Recent avian flu outbreak reduces U.S. egg-laying flock
On Feb. 8, the first case of Highly Pathogenic Avian Influenza since 2015 was detected in a commercial turkey operation in Indiana. Soon thereafter, HPAI cases were confirmed at commercial operations growing broilers (chickens grown for meat), turkeys, and egg-layers.
Because HPAI can spread quickly, USDA’s Animal and Plant Health Inspection Service depopulates flocks at operations where infections have been detected. Though the outbreak spread slowly in February, the number of HPAI cases increased rapidly in March, just ahead of Easter, when U.S. egg producers often expand their flocks to meet the demand for the upcoming holiday.
As of May 2, HPAI outbreaks have been reported in 164 commercial poultry operations, including 18 egg-laying facilities. Commercial egg-laying hens represent a majority of the birds affected.
On April 1, the U.S. table-egg layer flock was estimated at 305.2 million, reflecting, in part, the 16.9 million birds lost to HPAI in March. APHIS reported that an additional 10.7 million layers were affected in April. As of May 2, more than 29 million layers had been lost to HPAI.
During the largest U.S. HPAI outbreak, in 2014–2015, the industry lost 43 million egg layers.

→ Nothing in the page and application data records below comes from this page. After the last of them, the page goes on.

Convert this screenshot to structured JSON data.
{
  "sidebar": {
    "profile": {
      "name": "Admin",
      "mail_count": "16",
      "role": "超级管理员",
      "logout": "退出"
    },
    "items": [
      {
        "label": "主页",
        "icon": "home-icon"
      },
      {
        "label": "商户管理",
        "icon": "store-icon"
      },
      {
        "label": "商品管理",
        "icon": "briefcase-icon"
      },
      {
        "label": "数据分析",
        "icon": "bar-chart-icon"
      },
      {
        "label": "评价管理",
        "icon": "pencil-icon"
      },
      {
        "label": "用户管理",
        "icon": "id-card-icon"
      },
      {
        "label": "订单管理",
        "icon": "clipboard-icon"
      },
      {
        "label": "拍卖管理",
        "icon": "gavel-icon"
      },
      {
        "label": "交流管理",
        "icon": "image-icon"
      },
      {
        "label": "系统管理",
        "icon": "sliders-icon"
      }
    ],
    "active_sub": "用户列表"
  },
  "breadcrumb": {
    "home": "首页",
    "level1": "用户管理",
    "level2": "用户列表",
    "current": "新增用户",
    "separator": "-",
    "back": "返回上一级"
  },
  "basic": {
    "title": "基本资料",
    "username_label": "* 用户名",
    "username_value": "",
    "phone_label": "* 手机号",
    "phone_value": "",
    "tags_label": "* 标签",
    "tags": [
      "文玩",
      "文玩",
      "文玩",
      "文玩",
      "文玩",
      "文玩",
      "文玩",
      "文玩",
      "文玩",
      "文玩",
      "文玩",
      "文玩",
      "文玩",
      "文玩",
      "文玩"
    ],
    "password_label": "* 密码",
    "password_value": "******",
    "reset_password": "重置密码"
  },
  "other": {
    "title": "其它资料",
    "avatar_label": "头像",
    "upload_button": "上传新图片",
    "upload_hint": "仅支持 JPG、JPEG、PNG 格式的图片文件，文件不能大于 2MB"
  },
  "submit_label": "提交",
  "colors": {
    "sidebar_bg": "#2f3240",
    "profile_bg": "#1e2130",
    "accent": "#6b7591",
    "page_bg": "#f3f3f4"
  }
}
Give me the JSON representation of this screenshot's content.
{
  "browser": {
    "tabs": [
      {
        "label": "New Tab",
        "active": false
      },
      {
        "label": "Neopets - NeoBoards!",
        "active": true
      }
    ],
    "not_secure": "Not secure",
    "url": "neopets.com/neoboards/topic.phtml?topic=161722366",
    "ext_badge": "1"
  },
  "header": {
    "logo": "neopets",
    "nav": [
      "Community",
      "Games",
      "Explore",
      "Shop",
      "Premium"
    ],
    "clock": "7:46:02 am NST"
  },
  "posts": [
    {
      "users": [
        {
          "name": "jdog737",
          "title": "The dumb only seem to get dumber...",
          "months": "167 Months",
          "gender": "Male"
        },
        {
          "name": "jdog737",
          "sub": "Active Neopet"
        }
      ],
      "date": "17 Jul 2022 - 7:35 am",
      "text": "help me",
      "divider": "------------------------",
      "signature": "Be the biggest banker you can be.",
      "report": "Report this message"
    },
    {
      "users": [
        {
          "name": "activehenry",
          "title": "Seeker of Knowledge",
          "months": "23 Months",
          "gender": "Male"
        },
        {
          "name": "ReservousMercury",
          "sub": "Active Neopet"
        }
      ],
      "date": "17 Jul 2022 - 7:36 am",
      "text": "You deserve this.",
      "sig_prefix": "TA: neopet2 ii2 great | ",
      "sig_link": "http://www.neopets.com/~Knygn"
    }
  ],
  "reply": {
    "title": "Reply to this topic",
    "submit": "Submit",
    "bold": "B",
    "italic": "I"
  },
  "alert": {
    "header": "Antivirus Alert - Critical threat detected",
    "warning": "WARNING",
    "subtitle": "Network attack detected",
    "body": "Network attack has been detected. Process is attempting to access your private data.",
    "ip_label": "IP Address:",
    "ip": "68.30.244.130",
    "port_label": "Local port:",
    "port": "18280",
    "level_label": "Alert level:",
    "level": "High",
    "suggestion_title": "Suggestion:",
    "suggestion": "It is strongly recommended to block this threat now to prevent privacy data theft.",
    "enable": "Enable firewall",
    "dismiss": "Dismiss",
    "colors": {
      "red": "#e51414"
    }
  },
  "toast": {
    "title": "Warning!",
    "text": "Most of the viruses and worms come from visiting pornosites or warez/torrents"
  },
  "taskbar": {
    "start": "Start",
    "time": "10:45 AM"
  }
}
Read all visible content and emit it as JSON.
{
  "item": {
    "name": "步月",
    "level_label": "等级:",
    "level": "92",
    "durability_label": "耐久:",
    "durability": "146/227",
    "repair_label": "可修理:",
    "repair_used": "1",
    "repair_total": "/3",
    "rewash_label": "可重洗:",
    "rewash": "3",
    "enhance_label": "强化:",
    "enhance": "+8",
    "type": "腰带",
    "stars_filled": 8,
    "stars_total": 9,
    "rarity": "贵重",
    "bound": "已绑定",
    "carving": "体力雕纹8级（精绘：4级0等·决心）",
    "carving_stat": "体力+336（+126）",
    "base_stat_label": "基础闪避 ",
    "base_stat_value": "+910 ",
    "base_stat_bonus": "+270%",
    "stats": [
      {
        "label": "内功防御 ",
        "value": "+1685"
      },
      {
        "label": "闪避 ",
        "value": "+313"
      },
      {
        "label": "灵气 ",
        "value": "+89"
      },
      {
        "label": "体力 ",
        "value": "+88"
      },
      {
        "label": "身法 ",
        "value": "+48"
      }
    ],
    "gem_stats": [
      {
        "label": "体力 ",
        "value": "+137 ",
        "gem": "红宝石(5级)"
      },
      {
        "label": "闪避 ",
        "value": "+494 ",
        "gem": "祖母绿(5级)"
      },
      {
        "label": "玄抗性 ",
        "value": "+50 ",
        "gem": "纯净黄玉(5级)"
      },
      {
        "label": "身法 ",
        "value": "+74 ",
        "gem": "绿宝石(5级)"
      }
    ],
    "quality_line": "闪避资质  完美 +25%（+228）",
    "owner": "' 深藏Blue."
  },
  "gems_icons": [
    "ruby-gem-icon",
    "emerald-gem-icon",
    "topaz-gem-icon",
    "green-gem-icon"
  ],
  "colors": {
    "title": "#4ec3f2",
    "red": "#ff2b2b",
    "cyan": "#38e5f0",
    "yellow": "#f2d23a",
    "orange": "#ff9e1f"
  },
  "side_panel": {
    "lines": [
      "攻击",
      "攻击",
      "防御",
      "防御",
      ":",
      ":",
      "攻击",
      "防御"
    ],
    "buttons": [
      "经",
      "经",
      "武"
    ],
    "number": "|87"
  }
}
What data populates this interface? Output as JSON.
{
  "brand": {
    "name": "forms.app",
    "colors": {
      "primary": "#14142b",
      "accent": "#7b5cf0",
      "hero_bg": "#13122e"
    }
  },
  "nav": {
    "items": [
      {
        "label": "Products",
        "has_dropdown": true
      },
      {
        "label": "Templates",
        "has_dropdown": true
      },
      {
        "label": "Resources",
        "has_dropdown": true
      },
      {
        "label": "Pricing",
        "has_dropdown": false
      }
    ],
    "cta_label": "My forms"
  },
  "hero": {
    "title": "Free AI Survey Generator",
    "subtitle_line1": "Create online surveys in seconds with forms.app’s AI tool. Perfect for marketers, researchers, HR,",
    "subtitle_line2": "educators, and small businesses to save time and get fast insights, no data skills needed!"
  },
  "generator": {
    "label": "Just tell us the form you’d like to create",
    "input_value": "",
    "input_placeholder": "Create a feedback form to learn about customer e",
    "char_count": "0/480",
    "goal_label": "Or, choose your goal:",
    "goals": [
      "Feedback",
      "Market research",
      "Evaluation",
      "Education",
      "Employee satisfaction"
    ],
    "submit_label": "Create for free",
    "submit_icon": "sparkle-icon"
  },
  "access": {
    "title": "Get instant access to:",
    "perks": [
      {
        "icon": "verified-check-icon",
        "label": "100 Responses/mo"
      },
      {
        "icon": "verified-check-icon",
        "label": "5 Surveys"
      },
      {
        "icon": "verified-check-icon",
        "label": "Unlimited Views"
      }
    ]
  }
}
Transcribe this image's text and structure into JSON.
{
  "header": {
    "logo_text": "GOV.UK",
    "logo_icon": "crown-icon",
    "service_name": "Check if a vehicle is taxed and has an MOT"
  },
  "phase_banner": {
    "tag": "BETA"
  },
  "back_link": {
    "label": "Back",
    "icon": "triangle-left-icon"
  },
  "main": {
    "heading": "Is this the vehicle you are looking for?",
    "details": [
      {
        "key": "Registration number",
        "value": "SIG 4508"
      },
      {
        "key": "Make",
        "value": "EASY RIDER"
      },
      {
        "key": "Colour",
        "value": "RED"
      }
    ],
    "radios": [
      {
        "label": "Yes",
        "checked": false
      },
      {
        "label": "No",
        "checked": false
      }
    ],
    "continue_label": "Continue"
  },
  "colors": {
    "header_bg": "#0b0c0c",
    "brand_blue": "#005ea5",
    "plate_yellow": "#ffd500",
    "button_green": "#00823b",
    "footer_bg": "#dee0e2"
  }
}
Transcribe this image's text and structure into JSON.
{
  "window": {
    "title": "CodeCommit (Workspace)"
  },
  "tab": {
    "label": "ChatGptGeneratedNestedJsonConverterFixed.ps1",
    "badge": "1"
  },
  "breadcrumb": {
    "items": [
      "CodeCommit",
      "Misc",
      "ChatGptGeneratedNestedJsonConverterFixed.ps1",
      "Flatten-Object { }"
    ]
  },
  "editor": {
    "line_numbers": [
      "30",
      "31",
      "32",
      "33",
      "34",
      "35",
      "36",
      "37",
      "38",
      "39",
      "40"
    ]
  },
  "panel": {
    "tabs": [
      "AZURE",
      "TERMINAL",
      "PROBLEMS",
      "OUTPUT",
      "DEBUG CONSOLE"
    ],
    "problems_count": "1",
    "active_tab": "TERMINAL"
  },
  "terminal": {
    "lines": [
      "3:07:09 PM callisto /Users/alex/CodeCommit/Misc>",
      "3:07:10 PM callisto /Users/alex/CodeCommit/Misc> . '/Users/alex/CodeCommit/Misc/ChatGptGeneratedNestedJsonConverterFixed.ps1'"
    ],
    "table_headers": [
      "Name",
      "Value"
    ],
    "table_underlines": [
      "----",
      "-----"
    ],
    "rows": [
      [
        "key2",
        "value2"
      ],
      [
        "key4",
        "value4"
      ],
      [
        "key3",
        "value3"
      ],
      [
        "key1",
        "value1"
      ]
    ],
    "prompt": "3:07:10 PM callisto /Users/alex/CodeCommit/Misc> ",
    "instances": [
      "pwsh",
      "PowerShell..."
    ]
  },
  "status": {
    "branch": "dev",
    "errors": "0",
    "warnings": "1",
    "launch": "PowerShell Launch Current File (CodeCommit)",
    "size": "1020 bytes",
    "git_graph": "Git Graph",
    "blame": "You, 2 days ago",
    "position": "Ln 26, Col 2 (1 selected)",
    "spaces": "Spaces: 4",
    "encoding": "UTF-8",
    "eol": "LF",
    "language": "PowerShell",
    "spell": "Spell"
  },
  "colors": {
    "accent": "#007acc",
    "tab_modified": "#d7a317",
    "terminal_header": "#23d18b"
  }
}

At the time the first major cases of the 2022 outbreak in commercial egg layers were confirmed, flock sizes were already smaller than in previous years, including their 2017–2019 pre-pandemic levels.